Prince Fielder 1B
Casey McGehee 3B
Jody Gerut RF
Jason Kendall C
Alcides Escobar SS
Dave Bush RHP
The Triple-A Nashville Sounds will have to try to make the playoffs without their hottest hitter.
The Brewers purchased Corey Patterson’s contract on Friday and the former Cubs and Reds center fielder was in uniform No. 10 for the opener of a three-game series against the Giants. Nashville, meanwhile, was in New Orleans for the start of a four-game series to end the regular season and entered the weekend 1/2 game behind division-leading Memphis.
“My concern was trying to get here, not really the Triple-A playoffs,” Patterson said after arriving at Miller Park. “Of course, if I was down there, I would play the best I could.”
He had been playing pretty well.
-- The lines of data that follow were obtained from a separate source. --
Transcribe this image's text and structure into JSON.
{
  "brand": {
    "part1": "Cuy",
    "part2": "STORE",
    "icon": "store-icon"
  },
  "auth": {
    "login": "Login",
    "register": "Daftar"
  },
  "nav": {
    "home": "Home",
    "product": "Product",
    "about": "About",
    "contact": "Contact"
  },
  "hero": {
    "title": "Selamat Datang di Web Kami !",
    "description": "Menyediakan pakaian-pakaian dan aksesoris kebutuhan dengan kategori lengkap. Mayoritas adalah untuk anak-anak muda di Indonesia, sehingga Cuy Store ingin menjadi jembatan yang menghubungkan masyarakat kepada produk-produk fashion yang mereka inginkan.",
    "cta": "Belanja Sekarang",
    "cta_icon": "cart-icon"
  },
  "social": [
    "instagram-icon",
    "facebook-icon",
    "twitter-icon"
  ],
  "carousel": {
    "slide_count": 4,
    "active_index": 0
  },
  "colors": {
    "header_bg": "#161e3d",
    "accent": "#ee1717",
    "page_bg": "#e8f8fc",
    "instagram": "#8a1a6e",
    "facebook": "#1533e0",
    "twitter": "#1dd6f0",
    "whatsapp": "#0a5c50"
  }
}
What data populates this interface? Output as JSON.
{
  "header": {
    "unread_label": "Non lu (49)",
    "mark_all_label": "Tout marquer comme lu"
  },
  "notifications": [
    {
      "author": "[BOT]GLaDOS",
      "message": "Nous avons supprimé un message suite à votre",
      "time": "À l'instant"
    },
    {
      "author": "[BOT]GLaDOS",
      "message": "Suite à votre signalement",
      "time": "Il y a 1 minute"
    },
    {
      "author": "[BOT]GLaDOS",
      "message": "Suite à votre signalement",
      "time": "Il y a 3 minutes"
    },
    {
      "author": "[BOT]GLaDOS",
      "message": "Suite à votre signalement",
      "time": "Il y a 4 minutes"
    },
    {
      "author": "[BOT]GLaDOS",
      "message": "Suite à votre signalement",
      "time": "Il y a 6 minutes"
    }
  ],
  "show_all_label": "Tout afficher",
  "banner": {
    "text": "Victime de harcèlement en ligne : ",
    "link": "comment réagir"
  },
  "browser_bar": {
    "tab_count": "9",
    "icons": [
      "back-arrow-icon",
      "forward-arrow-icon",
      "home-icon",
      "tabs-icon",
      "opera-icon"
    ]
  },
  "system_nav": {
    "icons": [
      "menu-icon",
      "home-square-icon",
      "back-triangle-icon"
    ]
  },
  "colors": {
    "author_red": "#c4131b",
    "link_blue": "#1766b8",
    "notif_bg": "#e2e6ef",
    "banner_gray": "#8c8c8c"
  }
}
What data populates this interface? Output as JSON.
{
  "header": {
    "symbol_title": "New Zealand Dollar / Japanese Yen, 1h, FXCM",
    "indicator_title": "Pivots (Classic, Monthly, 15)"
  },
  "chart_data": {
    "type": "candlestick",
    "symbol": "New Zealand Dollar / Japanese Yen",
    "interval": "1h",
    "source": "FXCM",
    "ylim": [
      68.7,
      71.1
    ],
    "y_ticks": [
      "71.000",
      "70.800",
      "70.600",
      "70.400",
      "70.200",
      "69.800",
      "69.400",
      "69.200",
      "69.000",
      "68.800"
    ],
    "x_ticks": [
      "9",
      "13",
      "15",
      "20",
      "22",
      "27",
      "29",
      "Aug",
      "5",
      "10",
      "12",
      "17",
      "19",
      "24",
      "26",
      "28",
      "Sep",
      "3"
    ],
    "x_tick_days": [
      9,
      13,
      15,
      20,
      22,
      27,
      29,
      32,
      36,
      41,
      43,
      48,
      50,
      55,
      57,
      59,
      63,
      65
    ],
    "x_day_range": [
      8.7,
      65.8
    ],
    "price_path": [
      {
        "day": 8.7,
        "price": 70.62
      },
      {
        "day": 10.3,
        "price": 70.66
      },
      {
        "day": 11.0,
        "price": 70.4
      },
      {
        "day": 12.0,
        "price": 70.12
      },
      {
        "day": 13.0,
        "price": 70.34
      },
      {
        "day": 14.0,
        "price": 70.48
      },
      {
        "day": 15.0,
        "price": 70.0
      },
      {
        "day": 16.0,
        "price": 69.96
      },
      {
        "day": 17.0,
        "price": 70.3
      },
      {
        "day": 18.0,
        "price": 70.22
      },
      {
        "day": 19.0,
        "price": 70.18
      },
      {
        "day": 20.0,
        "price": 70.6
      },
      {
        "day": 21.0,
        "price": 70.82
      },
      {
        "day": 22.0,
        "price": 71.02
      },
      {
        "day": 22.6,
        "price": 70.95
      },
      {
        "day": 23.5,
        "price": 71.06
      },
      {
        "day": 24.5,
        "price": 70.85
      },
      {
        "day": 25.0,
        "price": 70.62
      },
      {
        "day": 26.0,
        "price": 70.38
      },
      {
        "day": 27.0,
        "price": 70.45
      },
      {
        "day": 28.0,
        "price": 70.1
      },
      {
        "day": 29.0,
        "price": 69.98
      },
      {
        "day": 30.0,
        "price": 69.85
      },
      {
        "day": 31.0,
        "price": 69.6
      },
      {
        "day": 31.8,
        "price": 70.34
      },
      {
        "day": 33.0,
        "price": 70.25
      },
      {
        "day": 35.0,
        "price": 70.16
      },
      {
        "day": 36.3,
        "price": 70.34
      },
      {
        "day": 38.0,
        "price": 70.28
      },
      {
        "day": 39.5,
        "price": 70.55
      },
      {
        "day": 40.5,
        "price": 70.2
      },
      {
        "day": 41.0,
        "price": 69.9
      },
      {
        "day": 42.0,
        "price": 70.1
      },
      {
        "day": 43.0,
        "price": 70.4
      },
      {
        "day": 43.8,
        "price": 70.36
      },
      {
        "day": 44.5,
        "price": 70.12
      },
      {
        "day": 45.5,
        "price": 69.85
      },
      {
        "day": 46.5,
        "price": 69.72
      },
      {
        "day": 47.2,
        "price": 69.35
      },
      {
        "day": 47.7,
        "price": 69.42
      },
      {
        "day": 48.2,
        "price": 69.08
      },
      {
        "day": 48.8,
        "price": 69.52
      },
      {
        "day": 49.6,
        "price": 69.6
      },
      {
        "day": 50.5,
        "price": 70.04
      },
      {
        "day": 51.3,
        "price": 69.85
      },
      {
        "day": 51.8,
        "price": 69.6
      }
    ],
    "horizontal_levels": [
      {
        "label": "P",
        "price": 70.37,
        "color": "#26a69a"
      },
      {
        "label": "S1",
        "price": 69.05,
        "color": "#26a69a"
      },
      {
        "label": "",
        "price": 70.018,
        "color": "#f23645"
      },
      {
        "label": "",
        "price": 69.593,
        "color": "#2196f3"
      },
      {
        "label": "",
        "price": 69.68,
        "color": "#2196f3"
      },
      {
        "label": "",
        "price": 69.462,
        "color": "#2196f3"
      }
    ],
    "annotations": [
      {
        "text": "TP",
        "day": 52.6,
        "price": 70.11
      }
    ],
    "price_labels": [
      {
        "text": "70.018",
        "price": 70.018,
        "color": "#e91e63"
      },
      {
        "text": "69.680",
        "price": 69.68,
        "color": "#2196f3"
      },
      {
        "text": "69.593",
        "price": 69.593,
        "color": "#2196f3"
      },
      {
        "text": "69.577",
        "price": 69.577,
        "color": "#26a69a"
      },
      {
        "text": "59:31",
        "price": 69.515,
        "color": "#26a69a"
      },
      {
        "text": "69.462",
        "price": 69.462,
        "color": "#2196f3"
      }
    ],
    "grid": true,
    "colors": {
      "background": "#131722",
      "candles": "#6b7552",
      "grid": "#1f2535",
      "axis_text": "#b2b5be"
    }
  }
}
Picked up by the Brewers on a Minor League contract on Aug. 2, three days after he was released by the Nationals, Patterson batted .331 with five home runs, 22 RBIs and seven stolen bases in 29 games for the Sounds.
Patterson’s spot was to be filled beginning Friday by Corey Hart, who began a rehabilitation assignment as he recovers from an appendectomy.
“He played pretty well down there and deserved a promotion,” Brewers manager Ken Macha said of Patterson. “He’s got Major League experience and right now he’s a bench player, but I expect him to play a couple of games.”
Patterson joined a crowded Brewers outfield. Ryan Braun is cemented in left field, Mike Cameron is the everyday center fielder and Frank Catalanotto has made the majority of starts in right field in Hart’s absence. Two others — Jason Bourgeois and Jody Gerut — have either started in right field or spelled Cameron in center, and Patterson will presumably join that group.
With Hart expected back on Tuesday, playing time figures to be extremely tight. Manager Ken Macha conceded that he is “juggling” at a number of positions.
“I ain’t worried about it,” Patterson said. “I’ve been in pretty much every situation you can be in.”
Patterson, 30, is best known by Brewers fans for his tenure with the Cubs from 2000-2005. He has appeared in the big leagues in each of the past 10
“The biggest thing to this game is the mental approach,” Patterson said. “It’s easy to play when things are going well. The hard thing is when you’re not quite getting the results. You have to respond. Some guys are better at it than others, and I think the older I get, the better I am at that approach.”
Patterson will be a free agent after the season. With his arrival, the Brewers’ 40-man roster was once again full.
The Brewers filled an opening at Triple-A on Saturday by signing center fielder Corey Patterson, released earlier in the week by the Washington Nationals, to a Minor League deal. He was expected to report to Nashville immediately.
Patterson, 29, has spent most of this year at the Nationals’ Triple-A affiliate in Syracuse, N.Y., where he batted .275 with seven home runs, 40 RBIs and a .318 on-base percentage in 84 games. During a brief, five-game stint with Washington, he went 2-for-15.
Best known by Brewers fans for his tenure with the Cubs from 2000-2005, Patterson has appeared in the big leagues in each of the past 10 seasons.
“He’s made some adjustments hitting,” Brewers general manager Doug Melvin said. “His on-base percentage over the past month or so had improved. He was out there, and after we traded Cole Gillespie, we had a spot for him.”
The Brewers traded Gillespie, a corner outfield prospect, to the D-backs in the Felipe Lopez deal.